The last, and only, time Xavier played the Western Carolina Catamounts, they rolled to a 95-61 victory. The box score from 2006 reads like a trip down memory lane. Justin Doellman led the team in scoring, Justin Cage in rebounds, and Drew Lavender chipped in six assists. There are some fun stats in there, too. Johnny Wolf dished out seven assists, Kevin Waymire started, and Adrion Graves played 19 minutes and took the most shots of his college career.
Almost exactly 13 years later, WCU represents much the same type of opponent for the Musketeers. Last season, the Catamounts beat only six division one opponents and finished 7-25. They got obliterated by High Point, took Furman to the wire, but mostly just lost a lot. Mark Prosser, son of Skip, coaches the team that led basketball in turnover rate last year.
After the Shootout and Skip Prosser Classic and before a genuinely difficult matchup with TCU and the start of the Big East slate, WCU represents something of a palette cleanser for Xavier. In the very cruelest of terms, this is a buy game for the Musketeers. In all rational worlds the Catamounts represent a team that Big East teams pay for the chance to notch another one in the win column.

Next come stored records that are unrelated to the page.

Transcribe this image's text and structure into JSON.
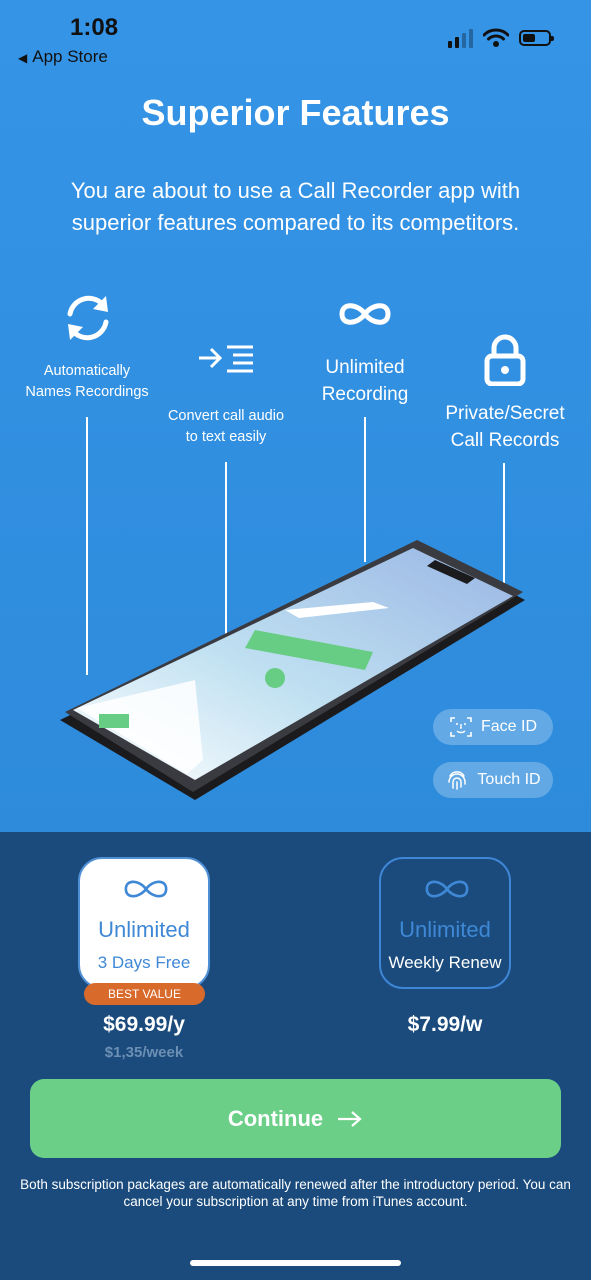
{
  "status_bar": {
    "time": "1:08",
    "back_label": "App Store"
  },
  "header": {
    "title": "Superior Features",
    "subtitle": "You are about to use a Call Recorder app with superior features compared to its competitors."
  },
  "features": [
    {
      "icon": "refresh-icon",
      "label": "Automatically Names Recordings"
    },
    {
      "icon": "text-convert-icon",
      "label": "Convert call audio to text easily"
    },
    {
      "icon": "infinity-icon",
      "label": "Unlimited Recording"
    },
    {
      "icon": "lock-icon",
      "label": "Private/Secret Call Records"
    }
  ],
  "auth_badges": {
    "face_id": "Face ID",
    "touch_id": "Touch ID"
  },
  "plans": [
    {
      "name": "Unlimited",
      "sub": "3 Days Free",
      "badge": "BEST VALUE",
      "price": "$69.99/y",
      "per_week": "$1,35/week",
      "selected": true
    },
    {
      "name": "Unlimited",
      "sub": "Weekly Renew",
      "price": "$7.99/w",
      "selected": false
    }
  ],
  "continue_label": "Continue",
  "footnote": "Both subscription packages are automatically renewed after the introductory period. You can cancel your subscription at any time from iTunes account.",
  "colors": {
    "background": "#2f8ee0",
    "bottom_panel": "#1a4b7c",
    "accent": "#3f88d6",
    "continue": "#6bcf88",
    "badge": "#d86a2c"
  }
}
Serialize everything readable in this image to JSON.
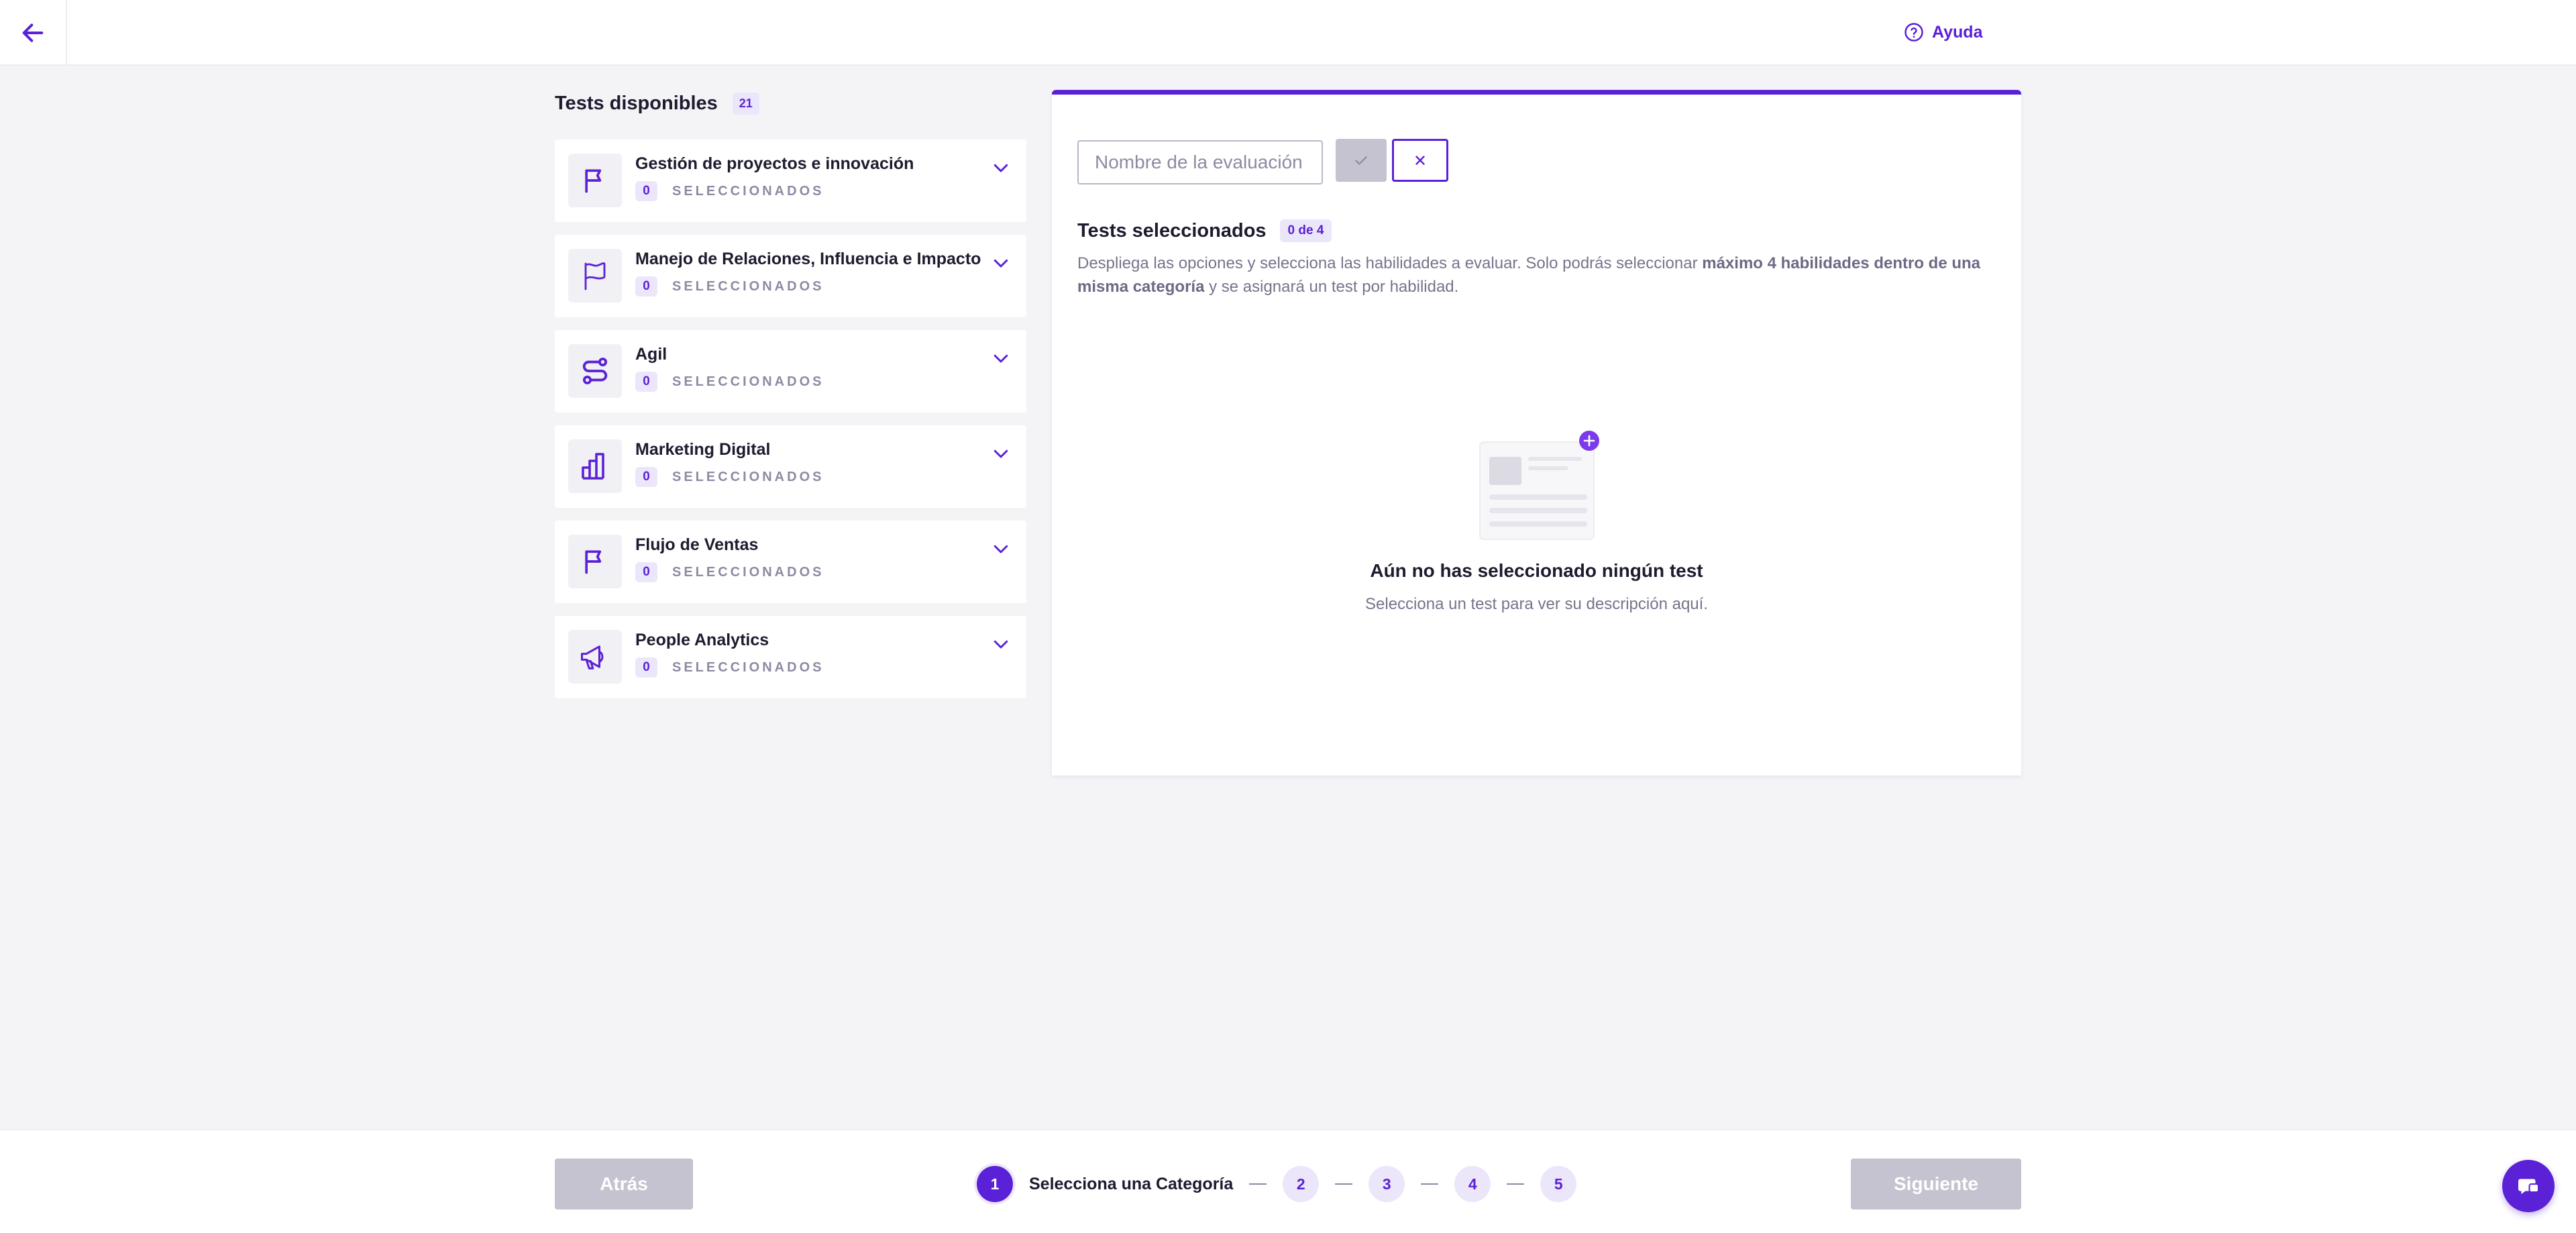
{
  "header": {
    "back_icon": "arrow-left-icon",
    "help_label": "Ayuda",
    "help_icon": "question-circle-icon"
  },
  "sidebar": {
    "title": "Tests disponibles",
    "count": "21",
    "categories": [
      {
        "name": "Gestión de proyectos e innovación",
        "selected": "0",
        "selected_label": "SELECCIONADOS",
        "icon": "flag-icon"
      },
      {
        "name": "Manejo de Relaciones, Influencia e Impacto",
        "selected": "0",
        "selected_label": "SELECCIONADOS",
        "icon": "flag-outline-icon"
      },
      {
        "name": "Agil",
        "selected": "0",
        "selected_label": "SELECCIONADOS",
        "icon": "route-icon"
      },
      {
        "name": "Marketing Digital",
        "selected": "0",
        "selected_label": "SELECCIONADOS",
        "icon": "bar-chart-icon"
      },
      {
        "name": "Flujo de Ventas",
        "selected": "0",
        "selected_label": "SELECCIONADOS",
        "icon": "flag-icon"
      },
      {
        "name": "People Analytics",
        "selected": "0",
        "selected_label": "SELECCIONADOS",
        "icon": "megaphone-icon"
      }
    ]
  },
  "panel": {
    "name_placeholder": "Nombre de la evaluación",
    "name_value": "",
    "selected_title": "Tests seleccionados",
    "selected_count": "0 de 4",
    "instructions_1": "Despliega las opciones y selecciona las habilidades a evaluar. Solo podrás seleccionar ",
    "instructions_bold_1": "máximo 4 habilidades dentro de una misma categoría",
    "instructions_2": " y se asignará un test por habilidad.",
    "empty_title": "Aún no has seleccionado ningún test",
    "empty_subtitle": "Selecciona un test para ver su descripción aquí."
  },
  "footer": {
    "back_label": "Atrás",
    "next_label": "Siguiente",
    "steps": [
      {
        "number": "1",
        "label": "Selecciona una Categoría",
        "active": true
      },
      {
        "number": "2"
      },
      {
        "number": "3"
      },
      {
        "number": "4"
      },
      {
        "number": "5"
      }
    ]
  },
  "colors": {
    "brand": "#5b21d6",
    "brand_light": "#ece6fb",
    "disabled": "#c4c3cf",
    "background": "#f4f4f7"
  }
}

Evidently one thing that Skip and Mark Prosser have in common is retaining talent. Despite going 7-25 and not even sniffing a signature win, Prosser kept his top five players in both minutes and points scored. Mark Gosselin is gone, but he was a graduating senior. Gosselin was efficient around the basket and rebounded well. Josh Cottrell is the only other double digit minute player to depart. Cottrell was a solid 37% three point shooter but elected to take his talents to the well named North Georgia Nighthawks of Division II.
Carlos Dotson, a 6-7 power forward, is the most important player coming back for the Catamounts. He’s the most important because he led the team in points and rebounds. And blocks. And steals. And field goal percentage. Only a nearly crippling for a big man 24.4% turnover rate keeps Dotson from being one of those low major studs that garners attention. 6-1 guard Matt Halvorsen led the team in minutes and assists and was a respectable 35% three point shooter, but also turned the ball over way too much. From the team that turned the ball over more frequently than any other DI program, that’s probably to be expected.
Forward Onno Stenger, guard Kameron Gibson, and guard Marcus Thomas make up the rest of the returning front line players. Gibson had the lowest turnover rate at 19.1%, not a single other player on the team, regardless of whether they played just four games or played in them all, had a turnover rate below 20%. Returning the core of a growing program is obviously good for Prosser, but he’ll need to teach them which team to throw the ball to.
Nick Evtimov, a 6-8 forward, is the jewel of the recruiting class and the only member who merits more than two stars. Nick is the son of Vassil Evtimov, whom you may (but almost certainly don’t) remember from the North Carolina teams of the late 90s. Vassil has played for both the Bulgarian and French national teams. Nick fits the somewhat stereotypical mold of a European pick and pop four. WCU’s recruiting beyond that is the type of guys you find at programs like WCU, far better than almost anyone who reads this will have ever played with or against, nowhere near the level of Naji Marshall and Paul Scruggs.
Everyone important is back, but they aren’t all that good. Such is life on the low level. Prosser has demonstrated that he can keep a team together, but this is a stepping stone for him and this game is a stepping stone for Xavier.